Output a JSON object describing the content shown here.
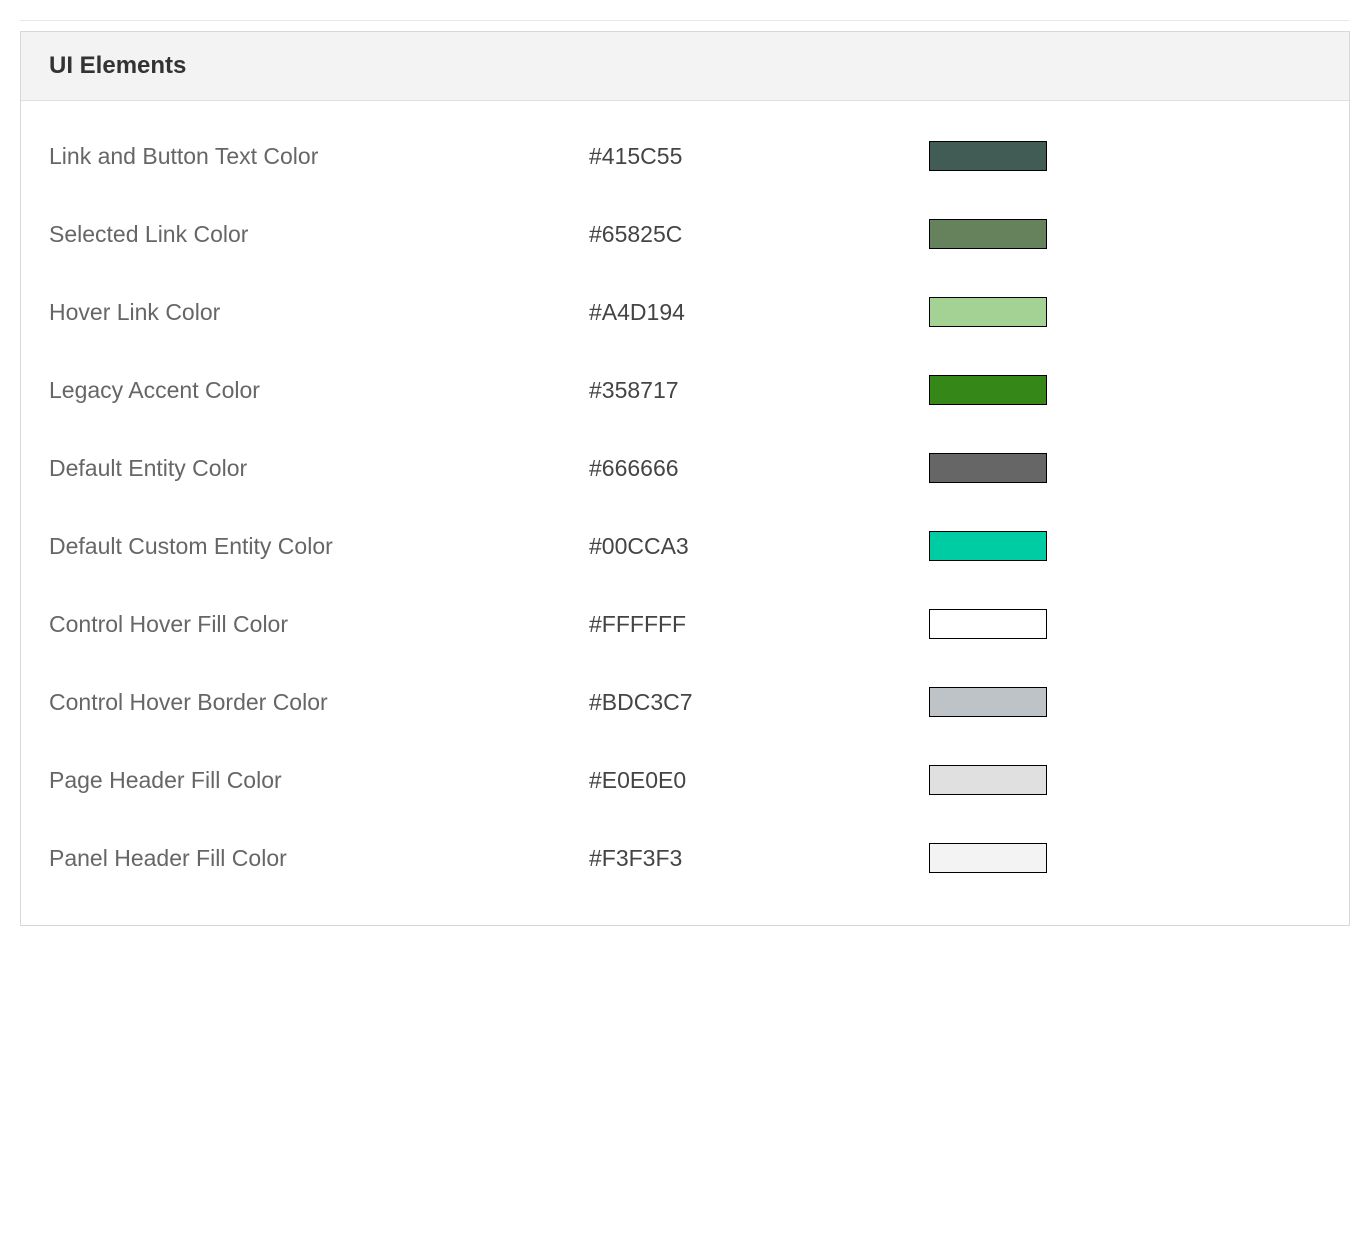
{
  "panel": {
    "title": "UI Elements",
    "rows": [
      {
        "label": "Link and Button Text Color",
        "value": "#415C55",
        "swatch": "#415C55"
      },
      {
        "label": "Selected Link Color",
        "value": "#65825C",
        "swatch": "#65825C"
      },
      {
        "label": "Hover Link Color",
        "value": "#A4D194",
        "swatch": "#A4D194"
      },
      {
        "label": "Legacy Accent Color",
        "value": "#358717",
        "swatch": "#358717"
      },
      {
        "label": "Default Entity Color",
        "value": "#666666",
        "swatch": "#666666"
      },
      {
        "label": "Default Custom Entity Color",
        "value": "#00CCA3",
        "swatch": "#00CCA3"
      },
      {
        "label": "Control Hover Fill Color",
        "value": "#FFFFFF",
        "swatch": "#FFFFFF"
      },
      {
        "label": "Control Hover Border Color",
        "value": "#BDC3C7",
        "swatch": "#BDC3C7"
      },
      {
        "label": "Page Header Fill Color",
        "value": "#E0E0E0",
        "swatch": "#E0E0E0"
      },
      {
        "label": "Panel Header Fill Color",
        "value": "#F3F3F3",
        "swatch": "#F3F3F3"
      }
    ]
  }
}
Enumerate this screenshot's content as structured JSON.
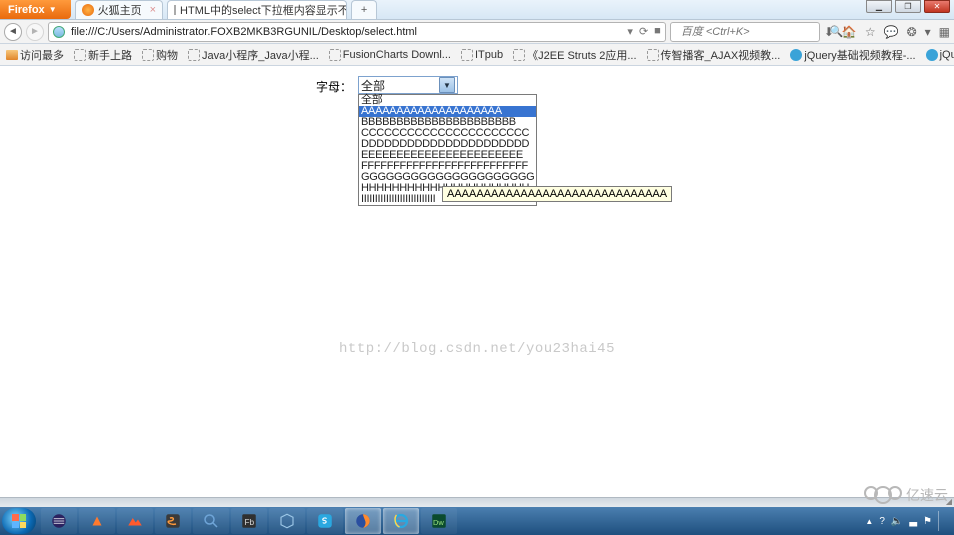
{
  "window_controls": {
    "min": "▁",
    "max": "❐",
    "close": "✕"
  },
  "firefox_button": "Firefox",
  "tabs": [
    {
      "title": "火狐主页",
      "icon": "firefox"
    },
    {
      "title": "HTML中的select下拉框内容显示不...",
      "icon": "page"
    }
  ],
  "new_tab": "+",
  "nav": {
    "back": "◄",
    "forward": "►"
  },
  "url": "file:///C:/Users/Administrator.FOXB2MKB3RGUNIL/Desktop/select.html",
  "url_right": {
    "dropdown": "▾",
    "reload": "⟳",
    "stop": "■"
  },
  "searchbox": {
    "placeholder": "百度 <Ctrl+K>",
    "go": "🔍"
  },
  "toolbar": {
    "download": "⬇",
    "home": "🏠",
    "bookmark": "☆",
    "chat": "💬",
    "feed": "❂",
    "menu": "▾",
    "grid": "▦"
  },
  "bookmarks": {
    "label": "访问最多",
    "items": [
      "新手上路",
      "购物",
      "Java小程序_Java小程...",
      "FusionCharts Downl...",
      "ITpub",
      "《J2EE Struts 2应用...",
      "传智播客_AJAX视频教...",
      "jQuery基础视频教程-...",
      "jQuery_ The Write L..."
    ],
    "more": "»"
  },
  "page": {
    "label": "字母：",
    "selected": "全部",
    "options": [
      "全部",
      "AAAAAAAAAAAAAAAAAAAA",
      "BBBBBBBBBBBBBBBBBBBBBB",
      "CCCCCCCCCCCCCCCCCCCCCC",
      "DDDDDDDDDDDDDDDDDDDDDD",
      "EEEEEEEEEEEEEEEEEEEEEEE",
      "FFFFFFFFFFFFFFFFFFFFFFFFFF",
      "GGGGGGGGGGGGGGGGGGGGG",
      "HHHHHHHHHHHHHHHHHHHHHH",
      "IIIIIIIIIIIIIIIIIIIIIIIIIII"
    ],
    "highlight_index": 1,
    "tooltip": "AAAAAAAAAAAAAAAAAAAAAAAAAAAAAA"
  },
  "watermark": "http://blog.csdn.net/you23hai45",
  "corner_brand": "亿速云",
  "tray": {
    "up": "▲",
    "help": "?",
    "vol": "🔈",
    "net": "▃",
    "flag": "⚑"
  }
}
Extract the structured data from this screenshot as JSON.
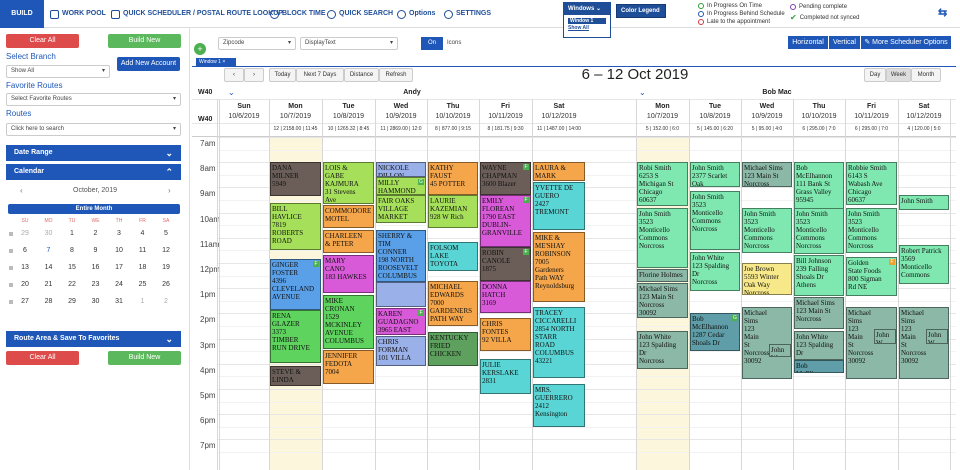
{
  "topnav": {
    "build": "BUILD",
    "items": [
      "WORK POOL",
      "QUICK SCHEDULER / POSTAL ROUTE LOOKUP",
      "BLOCK TIME",
      "QUICK SEARCH",
      "Options",
      "SETTINGS"
    ]
  },
  "windows_popup": {
    "title": "Windows",
    "items": [
      "Window 1",
      "Show All"
    ]
  },
  "color_legend": {
    "title": "Color Legend"
  },
  "status_legend": [
    {
      "text": "In Progress On Time",
      "color": "#2e9e3a"
    },
    {
      "text": "In Progress Behind Schedule",
      "color": "#1f57b8"
    },
    {
      "text": "Late to the appointment",
      "color": "#d9363e"
    },
    {
      "text": "Pending complete",
      "color": "#7a3fb0"
    },
    {
      "text": "Completed not synced",
      "color": "#2e9e3a"
    }
  ],
  "left": {
    "clear_all": "Clear All",
    "build_new": "Build New",
    "select_branch_label": "Select Branch",
    "branch_value": "Show All",
    "add_new_account": "Add New Account",
    "favorite_routes_label": "Favorite Routes",
    "favorite_placeholder": "Select Favorite Routes",
    "routes_label": "Routes",
    "routes_placeholder": "Click here to search",
    "date_range": "Date Range",
    "calendar": "Calendar",
    "month_title": "October, 2019",
    "entire_month": "Entire Month",
    "weekdays": [
      "SU",
      "MO",
      "TU",
      "WE",
      "TH",
      "FR",
      "SA"
    ],
    "weeks": [
      [
        "29",
        "30",
        "1",
        "2",
        "3",
        "4",
        "5"
      ],
      [
        "6",
        "7",
        "8",
        "9",
        "10",
        "11",
        "12"
      ],
      [
        "13",
        "14",
        "15",
        "16",
        "17",
        "18",
        "19"
      ],
      [
        "20",
        "21",
        "22",
        "23",
        "24",
        "25",
        "26"
      ],
      [
        "27",
        "28",
        "29",
        "30",
        "31",
        "1",
        "2"
      ]
    ],
    "route_area_save": "Route Area & Save To Favorites",
    "clear_all_2": "Clear All",
    "build_new_2": "Build New"
  },
  "filter": {
    "zipcode": "Zipcode",
    "displaytext": "DisplayText",
    "on": "On",
    "icons": "Icons",
    "views": [
      "Horizontal",
      "Vertical",
      "More Scheduler Options"
    ]
  },
  "window_tab": "Window 1",
  "calendar_toolbar": {
    "buttons": [
      "Today",
      "Next 7 Days",
      "Distance",
      "Refresh"
    ],
    "title": "6 – 12 Oct 2019",
    "views": [
      "Day",
      "Week",
      "Month"
    ]
  },
  "technicians": [
    {
      "name": "Andy",
      "days": [
        {
          "day": "Sun",
          "date": "10/6/2019",
          "stats": ""
        },
        {
          "day": "Mon",
          "date": "10/7/2019",
          "stats": "12 | 2158.00 | 11:45"
        },
        {
          "day": "Tue",
          "date": "10/8/2019",
          "stats": "10 | 1265.32 | 8:45"
        },
        {
          "day": "Wed",
          "date": "10/9/2019",
          "stats": "11 | 2869.00 | 12:0"
        },
        {
          "day": "Thu",
          "date": "10/10/2019",
          "stats": "8 | 877.00 | 9:15"
        },
        {
          "day": "Fri",
          "date": "10/11/2019",
          "stats": "8 | 181.75 | 9:30"
        },
        {
          "day": "Sat",
          "date": "10/12/2019",
          "stats": "11 | 1487.00 | 14:00"
        }
      ]
    },
    {
      "name": "Bob Mac",
      "days": [
        {
          "day": "Mon",
          "date": "10/7/2019",
          "stats": "5 | 152.00 | 6:0"
        },
        {
          "day": "Tue",
          "date": "10/8/2019",
          "stats": "5 | 145.00 | 6:20"
        },
        {
          "day": "Wed",
          "date": "10/9/2019",
          "stats": "5 | 95.00 | 4:0"
        },
        {
          "day": "Thu",
          "date": "10/10/2019",
          "stats": "6 | 295.00 | 7:0"
        },
        {
          "day": "Fri",
          "date": "10/11/2019",
          "stats": "6 | 295.00 | 7:0"
        },
        {
          "day": "Sat",
          "date": "10/12/2019",
          "stats": "4 | 120.00 | 5:0"
        }
      ]
    }
  ],
  "week_label": "W40",
  "hours": [
    "7am",
    "8am",
    "9am",
    "10am",
    "11am",
    "12pm",
    "1pm",
    "2pm",
    "3pm",
    "4pm",
    "5pm",
    "6pm",
    "7pm"
  ],
  "appointments": [
    {
      "col": 1,
      "start": 8.0,
      "end": 9.35,
      "color": "#6b5e58",
      "text": "DANA\nMILNER\n5949"
    },
    {
      "col": 1,
      "start": 9.6,
      "end": 11.5,
      "color": "#a6e05a",
      "text": "BILL\nHAVLICE\n7819\nROBERTS\nROAD"
    },
    {
      "col": 1,
      "start": 11.85,
      "end": 13.85,
      "color": "#5aa0e8",
      "text": "GINGER\nFOSTER\n4396\nCLEVELAND\nAVENUE",
      "badge": "F"
    },
    {
      "col": 1,
      "start": 13.85,
      "end": 15.95,
      "color": "#5ed35e",
      "text": "RENA\nGLAZER\n3373\nTIMBER\nRUN DRIVE"
    },
    {
      "col": 1,
      "start": 16.1,
      "end": 16.9,
      "color": "#6b5e58",
      "text": "STEVE &\nLINDA"
    },
    {
      "col": 2,
      "start": 8.0,
      "end": 9.65,
      "color": "#a6e05a",
      "text": "LOIS &\nGABE\nKAJMURA\n31 Stevens\nAve"
    },
    {
      "col": 2,
      "start": 9.7,
      "end": 10.6,
      "color": "#f5a64a",
      "text": "COMMODORE\nMOTEL"
    },
    {
      "col": 2,
      "start": 10.7,
      "end": 11.6,
      "color": "#f5a64a",
      "text": "CHARLEEN\n& PETER"
    },
    {
      "col": 2,
      "start": 11.7,
      "end": 13.2,
      "color": "#d85ad8",
      "text": "MARY\nCANO\n183 HAWKES"
    },
    {
      "col": 2,
      "start": 13.25,
      "end": 15.4,
      "color": "#5ed35e",
      "text": "MIKE\nCRONAN\n1529\nMCKINLEY\nAVENUE\nCOLUMBUS"
    },
    {
      "col": 2,
      "start": 15.45,
      "end": 16.8,
      "color": "#f5a64a",
      "text": "JENNIFER\nFEDOTA\n7004"
    },
    {
      "col": 3,
      "start": 8.0,
      "end": 8.6,
      "color": "#9ab0e8",
      "text": "NICKOLE\nDILLON"
    },
    {
      "col": 3,
      "start": 8.6,
      "end": 9.3,
      "color": "#a6e05a",
      "text": "MILLY\nHAMMOND",
      "badge": "G"
    },
    {
      "col": 3,
      "start": 9.3,
      "end": 10.4,
      "color": "#a6e05a",
      "text": "FAIR OAKS\nVILLAGE\nMARKET"
    },
    {
      "col": 3,
      "start": 10.7,
      "end": 12.75,
      "color": "#5aa0e8",
      "text": "SHERRY &\nTIM\nCONNER\n198 NORTH\nROOSEVELT\nCOLUMBUS"
    },
    {
      "col": 3,
      "start": 12.75,
      "end": 13.75,
      "color": "#9ab0e8",
      "text": ""
    },
    {
      "col": 3,
      "start": 13.8,
      "end": 14.85,
      "color": "#d85ad8",
      "text": "KAREN\nGUADAGNO\n3965 EAST\nDUBLIN-",
      "badge": "F"
    },
    {
      "col": 3,
      "start": 14.9,
      "end": 16.1,
      "color": "#9ab0e8",
      "text": "CHRIS\nFORMAN\n101 VILLA"
    },
    {
      "col": 4,
      "start": 8.0,
      "end": 9.3,
      "color": "#f5a64a",
      "text": "KATHY\nFAUST\n45 POTTER"
    },
    {
      "col": 4,
      "start": 9.3,
      "end": 10.6,
      "color": "#a6e05a",
      "text": "LAURIE\nKAZEMIAN\n928 W Rich"
    },
    {
      "col": 4,
      "start": 11.15,
      "end": 12.3,
      "color": "#5ad5d5",
      "text": "FOLSOM\nLAKE\nTOYOTA"
    },
    {
      "col": 4,
      "start": 12.7,
      "end": 14.5,
      "color": "#f5a64a",
      "text": "MICHAEL\nEDWARDS\n7000\nGARDENERS\nPATH WAY"
    },
    {
      "col": 4,
      "start": 14.75,
      "end": 16.1,
      "color": "#5ea05e",
      "text": "KENTUCKY\nFRIED\nCHICKEN"
    },
    {
      "col": 5,
      "start": 8.0,
      "end": 9.3,
      "color": "#6b5e58",
      "text": "WAYNE\nCHAPMAN\n3600 Blazer",
      "badge": "F"
    },
    {
      "col": 5,
      "start": 9.3,
      "end": 11.35,
      "color": "#d85ad8",
      "text": "EMILY\nFLOREAN\n1790 EAST\nDUBLIN-\nGRANVILLE",
      "badge": "F"
    },
    {
      "col": 5,
      "start": 11.35,
      "end": 12.7,
      "color": "#6b5e58",
      "text": "ROBIN\nCANOLE\n1875",
      "badge": "F"
    },
    {
      "col": 5,
      "start": 12.7,
      "end": 14.0,
      "color": "#d85ad8",
      "text": "DONNA\nHATCH\n3169"
    },
    {
      "col": 5,
      "start": 14.2,
      "end": 15.5,
      "color": "#f5a64a",
      "text": "CHRIS\nFONTES\n92 VILLA"
    },
    {
      "col": 5,
      "start": 15.8,
      "end": 17.2,
      "color": "#5ad5d5",
      "text": "JULIE\nKERSLAKE\n2831"
    },
    {
      "col": 6,
      "start": 8.0,
      "end": 8.75,
      "color": "#f5a64a",
      "text": "LAURA &\nMARK"
    },
    {
      "col": 6,
      "start": 8.8,
      "end": 10.7,
      "color": "#5ad5d5",
      "text": "YVETTE DE\nGUERO\n2427\nTREMONT"
    },
    {
      "col": 6,
      "start": 10.75,
      "end": 13.55,
      "color": "#f5a64a",
      "text": "MIKE &\nME'SHAY\nROBINSON\n7005\nGardeners\nPath WAY\nReynoldsburg"
    },
    {
      "col": 6,
      "start": 13.75,
      "end": 16.55,
      "color": "#5ad5d5",
      "text": "TRACEY\nCICCARELLI\n2854 NORTH\nSTARR\nROAD\nCOLUMBUS\n43221"
    },
    {
      "col": 6,
      "start": 16.8,
      "end": 18.5,
      "color": "#5ad5d5",
      "text": "MRS.\nGUERRERO\n2412\nKensington"
    },
    {
      "col": 7,
      "start": 8.0,
      "end": 9.75,
      "color": "#7fe8b0",
      "text": "Robi Smith\n6253 S\nMichigan St\nChicago\n60637"
    },
    {
      "col": 7,
      "start": 9.8,
      "end": 12.2,
      "color": "#7fe8b0",
      "text": "John Smith\n3523\nMonticello\nCommons\nNorcross"
    },
    {
      "col": 7,
      "start": 12.25,
      "end": 12.75,
      "color": "#8cb8a8",
      "text": "Florine Holmes"
    },
    {
      "col": 7,
      "start": 12.8,
      "end": 14.2,
      "color": "#8cb8a8",
      "text": "Michael Sims\n123 Main St\nNorcross\n30092"
    },
    {
      "col": 7,
      "start": 14.7,
      "end": 16.2,
      "color": "#8cb8a8",
      "text": "John White\n123 Spalding\nDr\nNorcross"
    },
    {
      "col": 8,
      "start": 8.0,
      "end": 9.0,
      "color": "#7fe8b0",
      "text": "John Smith\n2377 Scarlet\nOak"
    },
    {
      "col": 8,
      "start": 9.15,
      "end": 11.5,
      "color": "#7fe8b0",
      "text": "John Smith\n3523\nMonticello\nCommons\nNorcross"
    },
    {
      "col": 8,
      "start": 11.55,
      "end": 13.1,
      "color": "#7fe8b0",
      "text": "John White\n123 Spalding\nDr\nNorcross"
    },
    {
      "col": 8,
      "start": 14.0,
      "end": 15.5,
      "color": "#5f9ea8",
      "text": "Bob\nMcElhannon\n1287 Cedar\nShoals Dr",
      "badge": "G"
    },
    {
      "col": 9,
      "start": 8.0,
      "end": 9.0,
      "color": "#8cb8a8",
      "text": "Michael Sims\n123 Main St\nNorcross"
    },
    {
      "col": 9,
      "start": 9.8,
      "end": 11.6,
      "color": "#7fe8b0",
      "text": "John Smith\n3523\nMonticello\nCommons\nNorcross"
    },
    {
      "col": 9,
      "start": 12.0,
      "end": 13.25,
      "color": "#f7e88a",
      "text": "Joe Brown\n5593 Winter\nOak Way\nNorcross"
    },
    {
      "col": 9,
      "start": 13.75,
      "end": 16.6,
      "color": "#8cb8a8",
      "text": "Michael\nSims\n123\nMain\nSt\nNorcross\n30092"
    },
    {
      "col": 9,
      "start": 15.2,
      "end": 15.75,
      "color": "#8cb8a8",
      "text": "John W",
      "half": true
    },
    {
      "col": 10,
      "start": 8.0,
      "end": 11.65,
      "color": "#7fe8b0",
      "text": "Bob\nMcElhannon\n111 Bank St\nGrass Valley\n95945"
    },
    {
      "col": 10,
      "start": 9.8,
      "end": 11.65,
      "color": "#7fe8b0",
      "text": "John Smith\n3523\nMonticello\nCommons\nNorcross"
    },
    {
      "col": 10,
      "start": 11.7,
      "end": 13.3,
      "color": "#7fe8b0",
      "text": "Bill Johnson\n239 Falling\nShoals Dr\nAthens"
    },
    {
      "col": 10,
      "start": 13.35,
      "end": 14.6,
      "color": "#8cb8a8",
      "text": "Michael Sims\n123 Main St\nNorcross"
    },
    {
      "col": 10,
      "start": 14.7,
      "end": 15.85,
      "color": "#8cb8a8",
      "text": "John White\n123 Spalding\nDr"
    },
    {
      "col": 10,
      "start": 15.85,
      "end": 16.35,
      "color": "#5f9ea8",
      "text": "Bob McElhannon"
    },
    {
      "col": 11,
      "start": 8.0,
      "end": 9.7,
      "color": "#7fe8b0",
      "text": "Robbie Smith\n6143 S\nWabash Ave\nChicago\n60637"
    },
    {
      "col": 11,
      "start": 9.8,
      "end": 11.6,
      "color": "#7fe8b0",
      "text": "John Smith\n3523\nMonticello\nCommons\nNorcross"
    },
    {
      "col": 11,
      "start": 11.75,
      "end": 13.3,
      "color": "#7fe8b0",
      "text": "Golden\nState Foods\n800 Sigman\nRd NE",
      "badge": "F",
      "badgeColor": "orange"
    },
    {
      "col": 11,
      "start": 13.75,
      "end": 16.6,
      "color": "#8cb8a8",
      "text": "Michael\nSims\n123\nMain\nSt\nNorcross\n30092"
    },
    {
      "col": 11,
      "start": 14.6,
      "end": 15.2,
      "color": "#8cb8a8",
      "text": "John W",
      "half": true
    },
    {
      "col": 12,
      "start": 9.3,
      "end": 9.9,
      "color": "#7fe8b0",
      "text": "John Smith"
    },
    {
      "col": 12,
      "start": 11.3,
      "end": 12.85,
      "color": "#7fe8b0",
      "text": "Robert Patrick\n3569\nMonticello\nCommons"
    },
    {
      "col": 12,
      "start": 13.75,
      "end": 16.6,
      "color": "#8cb8a8",
      "text": "Michael\nSims\n123\nMain\nSt\nNorcross\n30092"
    },
    {
      "col": 12,
      "start": 14.6,
      "end": 15.2,
      "color": "#8cb8a8",
      "text": "John W",
      "half": true
    }
  ]
}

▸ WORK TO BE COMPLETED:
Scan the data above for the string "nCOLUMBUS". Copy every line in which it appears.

▸ ANSWER SPACE:
      "text": "MIKE\nCRONAN\n1529\nMCKINLEY\nAVENUE\nCOLUMBUS"
      "text": "SHERRY &\nTIM\nCONNER\n198 NORTH\nROOSEVELT\nCOLUMBUS"
      "text": "TRACEY\nCICCARELLI\n2854 NORTH\nSTARR\nROAD\nCOLUMBUS\n43221"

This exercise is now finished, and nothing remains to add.